Here is the map of Inris, or at least the parts relevant to the events of the first novel.
Inris, land of conflict
The land of Inris is sparsely populated, but its people are hearty. It sits on the border with the vile Haukmar to the north. To the west dwell the unruly Noath. The Haukmar, in particular, are a constant threat and have invaded and occupied Inris many times, though they have never been able to push south and conquer Veris.
The Haukmar are giantish brutes, towering eight feet tall with pale gray skin and disfigured faces. They have little talent for producing anything but war and filthy settlements, but they are formidable in battle. They also have a terrible past which will come to light in later novels.
There are also nyn, though they are rare in Inris and Verisward. Nyn are short, energetic people, slight of build, but incredibly skilled in the crafting and building of things. They are born with white hair, but have youthful faces. Nyn rarely live beyond 50, but they live with an intensity and a zest for life during the years they do have. And they are great fun to write about!
Oh the places you’ll go
I may not be a world traveler on earth, but it’s a delight to travel among these imaginary places.
Besides the books and maps, I’ve done a bit of artwork for my books over the years, but it’s mostly unfinished and, like J.R.R. Tolkien’s art, it was never really meant for anyone but myself.
I’m very excited, however, to be working with an artist on my upcoming series to produce some interior art for the novels as well. I don’t have anything I can show yet, but the preliminary samples are amazing.

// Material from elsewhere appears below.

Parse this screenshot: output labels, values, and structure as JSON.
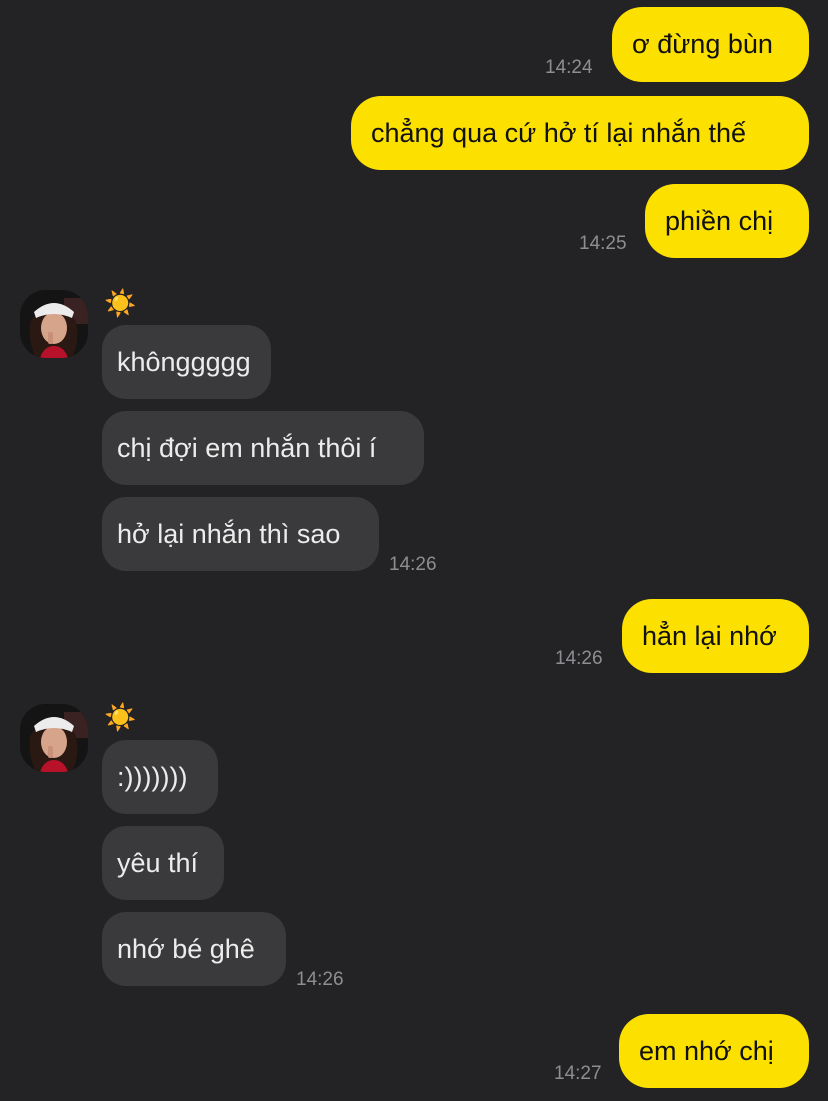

I hope you enjoyed this tour of my imaginary worlds. And if you haven’t walked through these lands yourself, I hope you’ll take the journey yourself one day.
The road goes ever on and on
How about you? Do you love to travel? Do you prefer planes and trains or books and nooks? Have you been to some place especially fascinating, whether real or fictional? Let me know in the comments below!